On November 2, 2019, a Northrop Grumman Antares rocket carrying the SDL-built Hyper-Angular Rainbow Polarimeter CubeSat, known as HARP, in its Cygnus cargo spacecraft launched from Virginia Space’s Mid-Atlantic Regional Spaceport at NASA’s Wallops Flight Facility. Following a three-month stay on the International Space Station, HARP was deployed into its intended orbit on February 19.

Measuring approximately 10 centimeters wide, 10 centimeters high, and 30 centimeters long, the HARP satellite was built by SDL to carry the HARP payload built by the University of Maryland, Baltimore County. Miniature spacecraft of this size are often classified as CubeSats.
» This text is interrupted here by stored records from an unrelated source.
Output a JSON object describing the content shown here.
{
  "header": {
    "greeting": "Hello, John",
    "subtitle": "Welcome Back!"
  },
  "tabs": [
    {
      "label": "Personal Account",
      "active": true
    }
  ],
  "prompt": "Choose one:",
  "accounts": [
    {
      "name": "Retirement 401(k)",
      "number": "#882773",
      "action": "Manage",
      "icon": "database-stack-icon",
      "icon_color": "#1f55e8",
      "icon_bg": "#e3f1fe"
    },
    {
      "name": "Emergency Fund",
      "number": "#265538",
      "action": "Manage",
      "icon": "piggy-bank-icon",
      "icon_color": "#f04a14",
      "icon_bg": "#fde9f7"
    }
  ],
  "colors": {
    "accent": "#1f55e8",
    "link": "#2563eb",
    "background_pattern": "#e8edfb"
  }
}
“We are honored to be part of this important mission, led by principal investigator J. Vanderlei Martins from UMBC, that will enable scientists to better understand aerosol and cloud processes in our atmosphere,” said SDL’s HARP program manager Tim Neilsen. “The ground-breaking advances provided by Dr. Martins and his team enable valuable atmospheric measurements to be made by a much smaller package than previously possible.  We are grateful for the partnership with UMBC and NASA’s Earth Science Technology Office on HARP, and look forward to a successful mission on orbit.”

Cloud and aerosol processes influence weather variation, which affects our oceans, ecosystems, and society at large. The largest impediment to estimating weather variation is a lack of quantitative information about aerosols and particulates in the atmosphere. Scientists require new observations and a better understanding of aerosol and cloud processes to narrow weather variation estimate uncertainties.

The objective of HARP is to validate the in-flight capabilities of a highly accurate and precise wide field of view hyper-angular polarimeter for characterizing aerosol and cloud properties. Additionally, HARP will demonstrate that CubeSat-size technology can provide science-quality multi-angle imaging data, paving the way for lower-cost aerosol-cloud instrument development.

“Since the start of mission planning, and throughout HARP’s life cycle, including system engineering and design, fabrication, and rigorous testing of the CubeSat, the dedicated engineers, scientists, technicians, and business professionals at SDL have remained committed to ensuring the success of HARP,” said Asal Naseri, SDL’s small satellite technologies branch head. “SDL is now ‘flying’ HARP and monitoring its health while it is in a low-Earth orbit from one of our small satellite Mission Operation Centers. The telemetry indicates that spacecraft health is nominal and the satellite is performing as designed.”

Once satellites are placed into their intended orbits, operational work continues throughout their lifespan to ensure mission success. Monitoring the health of spacecraft, delivering commands to conduct orbital maneuvers, and performing other operational requirements are all accomplished through mission operation centers. Large satellites, sometimes the size of a school bus, often dominate the resources needed to operate smaller satellites. However, with the increased use and utility of small satellites, dedicated mission operation centers like those at SDL are becoming more common.

The Space Dynamics Laboratory has been solving the technical challenges faced by the military, science community, and industry for six decades and supports NASA’s vision to reveal the unknown for the benefit of humankind. As one of fourteen University Affiliated Research Centers, SDL serves as a subject matter expert in its core research areas to the US Government and ensures that essential engineering and technology capabilities of the Department of Defense are maintained. SDL is a DoD research laboratory headquartered in North Logan, UT, and has offices in Albuquerque, NM; Bedford, MA; Dayton, OH; Huntsville, AL; Houston, TX; Los Angeles, CA; Stafford, VA; and Washington, DC. For more information, visit www.sdl.usu.edu.